### [Problem details]
Check each line of the data below for the string "Policies", then report how many lines have it and nothing else.

### [Given entries]
┄┄┄┄┄┄
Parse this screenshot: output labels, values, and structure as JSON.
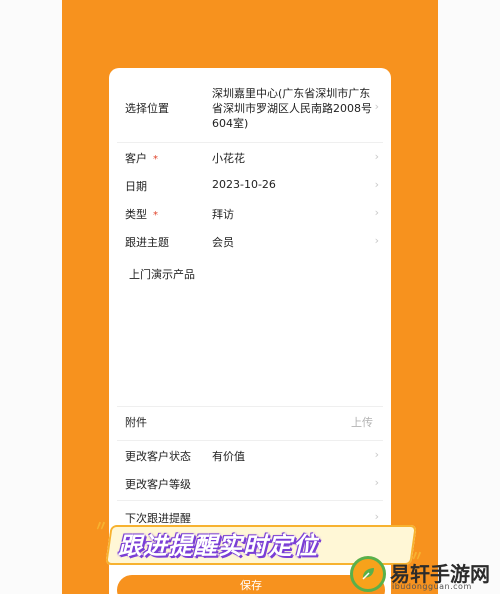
{
  "form": {
    "location_label": "选择位置",
    "location_value": "深圳嘉里中心(广东省深圳市广东省深圳市罗湖区人民南路2008号604室)",
    "customer_label": "客户",
    "customer_value": "小花花",
    "date_label": "日期",
    "date_value": "2023-10-26",
    "type_label": "类型",
    "type_value": "拜访",
    "topic_label": "跟进主题",
    "topic_value": "会员",
    "notes_value": "上门演示产品",
    "attachment_label": "附件",
    "attachment_action": "上传",
    "status_label": "更改客户状态",
    "status_value": "有价值",
    "level_label": "更改客户等级",
    "reminder_label": "下次跟进提醒",
    "required_mark": "*",
    "save_label": "保存"
  },
  "banner": {
    "text": "跟进提醒实时定位"
  },
  "watermark": {
    "title": "易轩手游网",
    "domain": "ibudongguan.com"
  },
  "colors": {
    "brand_orange": "#f7921e",
    "required_red": "#e0452b",
    "banner_purple": "#7b3fd6"
  }
}
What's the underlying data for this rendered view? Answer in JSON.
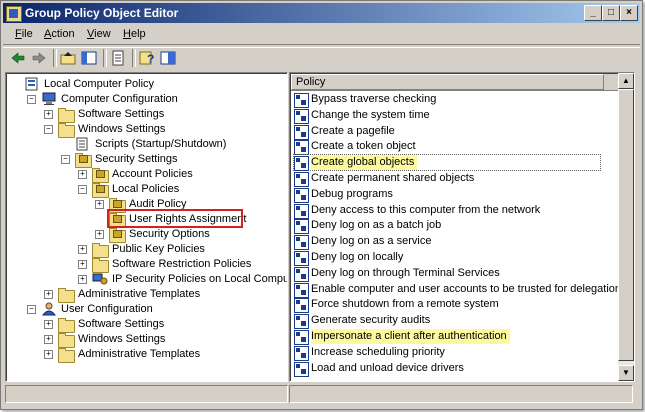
{
  "window": {
    "title": "Group Policy Object Editor"
  },
  "titlebar_buttons": [
    "_",
    "□",
    "×"
  ],
  "menu": [
    {
      "pre": "",
      "u": "F",
      "post": "ile"
    },
    {
      "pre": "",
      "u": "A",
      "post": "ction"
    },
    {
      "pre": "",
      "u": "V",
      "post": "iew"
    },
    {
      "pre": "",
      "u": "H",
      "post": "elp"
    }
  ],
  "toolbar": [
    "back-icon",
    "forward-icon",
    "up-folder-icon",
    "show-hide-tree-icon",
    "export-list-icon",
    "help-icon",
    "properties-icon"
  ],
  "tree": [
    {
      "label": "Local Computer Policy",
      "level": 0,
      "exp": "",
      "icon": "policy-root"
    },
    {
      "label": "Computer Configuration",
      "level": 1,
      "exp": "-",
      "icon": "computer"
    },
    {
      "label": "Software Settings",
      "level": 2,
      "exp": "+",
      "icon": "folder"
    },
    {
      "label": "Windows Settings",
      "level": 2,
      "exp": "-",
      "icon": "folder"
    },
    {
      "label": "Scripts (Startup/Shutdown)",
      "level": 3,
      "exp": "",
      "icon": "script"
    },
    {
      "label": "Security Settings",
      "level": 3,
      "exp": "-",
      "icon": "secfolder"
    },
    {
      "label": "Account Policies",
      "level": 4,
      "exp": "+",
      "icon": "secfolder"
    },
    {
      "label": "Local Policies",
      "level": 4,
      "exp": "-",
      "icon": "secfolder"
    },
    {
      "label": "Audit Policy",
      "level": 5,
      "exp": "+",
      "icon": "secfolder"
    },
    {
      "label": "User Rights Assignment",
      "level": 5,
      "exp": "",
      "icon": "secfolder",
      "selected": true
    },
    {
      "label": "Security Options",
      "level": 5,
      "exp": "+",
      "icon": "secfolder"
    },
    {
      "label": "Public Key Policies",
      "level": 4,
      "exp": "+",
      "icon": "folder"
    },
    {
      "label": "Software Restriction Policies",
      "level": 4,
      "exp": "+",
      "icon": "folder"
    },
    {
      "label": "IP Security Policies on Local Computer",
      "level": 4,
      "exp": "+",
      "icon": "ipsec"
    },
    {
      "label": "Administrative Templates",
      "level": 2,
      "exp": "+",
      "icon": "folder"
    },
    {
      "label": "User Configuration",
      "level": 1,
      "exp": "-",
      "icon": "user"
    },
    {
      "label": "Software Settings",
      "level": 2,
      "exp": "+",
      "icon": "folder"
    },
    {
      "label": "Windows Settings",
      "level": 2,
      "exp": "+",
      "icon": "folder"
    },
    {
      "label": "Administrative Templates",
      "level": 2,
      "exp": "+",
      "icon": "folder"
    }
  ],
  "list": {
    "header": "Policy",
    "items": [
      {
        "label": "Bypass traverse checking"
      },
      {
        "label": "Change the system time"
      },
      {
        "label": "Create a pagefile"
      },
      {
        "label": "Create a token object"
      },
      {
        "label": "Create global objects",
        "highlight": true,
        "focused": true
      },
      {
        "label": "Create permanent shared objects"
      },
      {
        "label": "Debug programs"
      },
      {
        "label": "Deny access to this computer from the network"
      },
      {
        "label": "Deny log on as a batch job"
      },
      {
        "label": "Deny log on as a service"
      },
      {
        "label": "Deny log on locally"
      },
      {
        "label": "Deny log on through Terminal Services"
      },
      {
        "label": "Enable computer and user accounts to be trusted for delegation"
      },
      {
        "label": "Force shutdown from a remote system"
      },
      {
        "label": "Generate security audits"
      },
      {
        "label": "Impersonate a client after authentication",
        "highlight": true
      },
      {
        "label": "Increase scheduling priority"
      },
      {
        "label": "Load and unload device drivers"
      }
    ]
  },
  "colors": {
    "highlight": "#fcfa9c",
    "selection_box": "#d42020",
    "titlebar_start": "#0a246a",
    "titlebar_end": "#a6caf0"
  }
}
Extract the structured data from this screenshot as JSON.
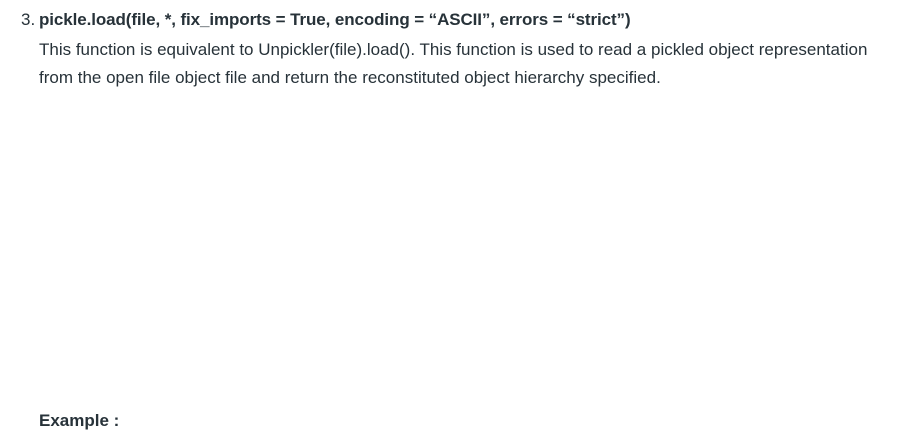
{
  "item": {
    "number": "3.",
    "signature": "pickle.load(file, *, fix_imports = True, encoding = “ASCII”, errors = “strict”)",
    "description": "This function is equivalent to Unpickler(file).load(). This function is used to read a pickled object representation from the open file object file and return the reconstituted object hierarchy specified."
  },
  "example": {
    "label": "Example :"
  }
}
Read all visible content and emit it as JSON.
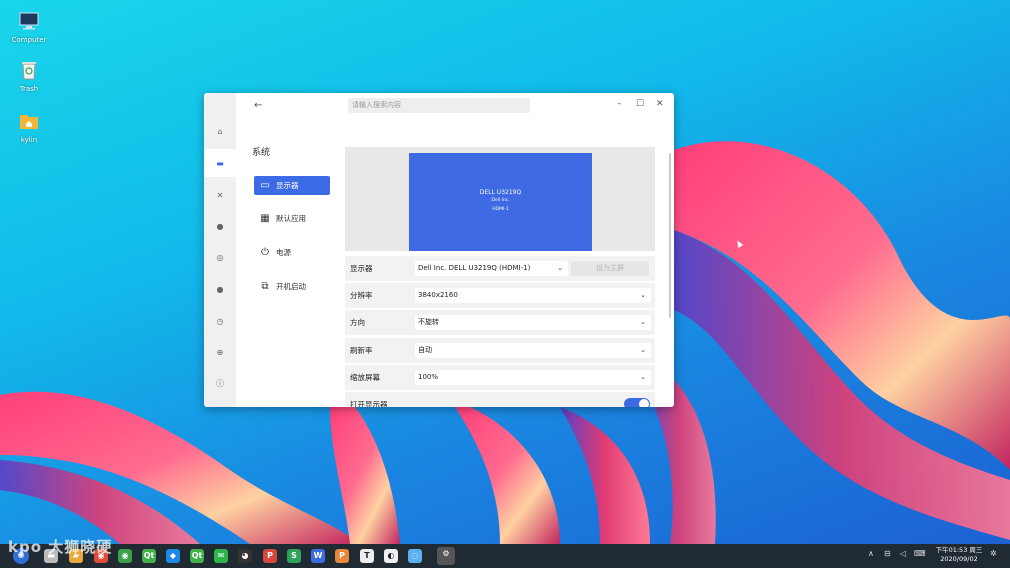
{
  "desktop": {
    "icons": [
      {
        "label": "Computer"
      },
      {
        "label": "Trash"
      },
      {
        "label": "kylin"
      }
    ]
  },
  "window": {
    "back_glyph": "←",
    "search_placeholder": "请输入搜索内容",
    "controls": {
      "minimize": "–",
      "maximize": "☐",
      "close": "✕"
    },
    "section_title": "系统",
    "menu": [
      {
        "label": "显示器",
        "icon": "monitor-icon",
        "glyph": "▭",
        "active": true
      },
      {
        "label": "默认应用",
        "icon": "grid-icon",
        "glyph": "▦",
        "active": false
      },
      {
        "label": "电源",
        "icon": "power-icon",
        "glyph": "⏻",
        "active": false
      },
      {
        "label": "开机启动",
        "icon": "startup-icon",
        "glyph": "⧉",
        "active": false
      }
    ],
    "rail": [
      {
        "icon": "home-icon",
        "glyph": "⌂"
      },
      {
        "icon": "display-icon",
        "glyph": "▬"
      },
      {
        "icon": "tools-icon",
        "glyph": "✕"
      },
      {
        "icon": "palette-icon",
        "glyph": "●"
      },
      {
        "icon": "network-icon",
        "glyph": "◎"
      },
      {
        "icon": "account-icon",
        "glyph": "●"
      },
      {
        "icon": "time-icon",
        "glyph": "◷"
      },
      {
        "icon": "globe-icon",
        "glyph": "⊕"
      },
      {
        "icon": "info-icon",
        "glyph": "ⓘ"
      }
    ],
    "preview": {
      "monitor_name": "DELL U3219Q",
      "vendor": "Dell Inc.",
      "port": "HDMI-1"
    },
    "rows": [
      {
        "label": "显示器",
        "value": "Dell Inc. DELL U3219Q (HDMI-1)",
        "button": "设为主屏"
      },
      {
        "label": "分辨率",
        "value": "3840x2160"
      },
      {
        "label": "方向",
        "value": "不旋转"
      },
      {
        "label": "刷新率",
        "value": "自动"
      },
      {
        "label": "缩放屏幕",
        "value": "100%"
      },
      {
        "label": "打开显示器",
        "toggle_on": true
      }
    ],
    "chevron": "⌄",
    "accent": "#3d6be5"
  },
  "taskbar": {
    "apps": [
      {
        "icon": "start-menu-icon",
        "glyph": "◉",
        "color": "#2f6fd6"
      },
      {
        "icon": "file-manager-icon",
        "glyph": "▬",
        "color": "#bbbbbb"
      },
      {
        "icon": "folder-icon",
        "glyph": "▰",
        "color": "#e7a93a"
      },
      {
        "icon": "chrome-icon",
        "glyph": "◉",
        "color": "#e04b3a"
      },
      {
        "icon": "browser-icon",
        "glyph": "◉",
        "color": "#3aa14a"
      },
      {
        "icon": "qt-creator-icon",
        "glyph": "Qt",
        "color": "#41b04a"
      },
      {
        "icon": "vscode-icon",
        "glyph": "◆",
        "color": "#1e88e5"
      },
      {
        "icon": "qt-designer-icon",
        "glyph": "Qt",
        "color": "#41b04a"
      },
      {
        "icon": "wechat-icon",
        "glyph": "✉",
        "color": "#2fb44b"
      },
      {
        "icon": "qq-icon",
        "glyph": "◕",
        "color": "#333333"
      },
      {
        "icon": "wps-presentation-icon",
        "glyph": "P",
        "color": "#d9463a"
      },
      {
        "icon": "wps-spreadsheet-icon",
        "glyph": "S",
        "color": "#2fa35a"
      },
      {
        "icon": "wps-writer-icon",
        "glyph": "W",
        "color": "#3d6be5"
      },
      {
        "icon": "wps-pdf-icon",
        "glyph": "P",
        "color": "#e8863a"
      },
      {
        "icon": "text-editor-icon",
        "glyph": "T",
        "color": "#eeeeee"
      },
      {
        "icon": "screenshot-icon",
        "glyph": "◐",
        "color": "#f1f1f1"
      },
      {
        "icon": "app-store-icon",
        "glyph": "◌",
        "color": "#5ab0f0"
      },
      {
        "icon": "settings-icon",
        "glyph": "⚙",
        "color": "#555555"
      }
    ],
    "tray": [
      {
        "icon": "arrow-up-icon",
        "glyph": "∧"
      },
      {
        "icon": "network-tray-icon",
        "glyph": "⊟"
      },
      {
        "icon": "volume-icon",
        "glyph": "◁"
      },
      {
        "icon": "keyboard-icon",
        "glyph": "⌨"
      }
    ],
    "time": "下午01:53 周三",
    "date": "2020/09/02",
    "watermark": "kpo 大狮晓硬"
  }
}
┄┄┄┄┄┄
### [Task result]
5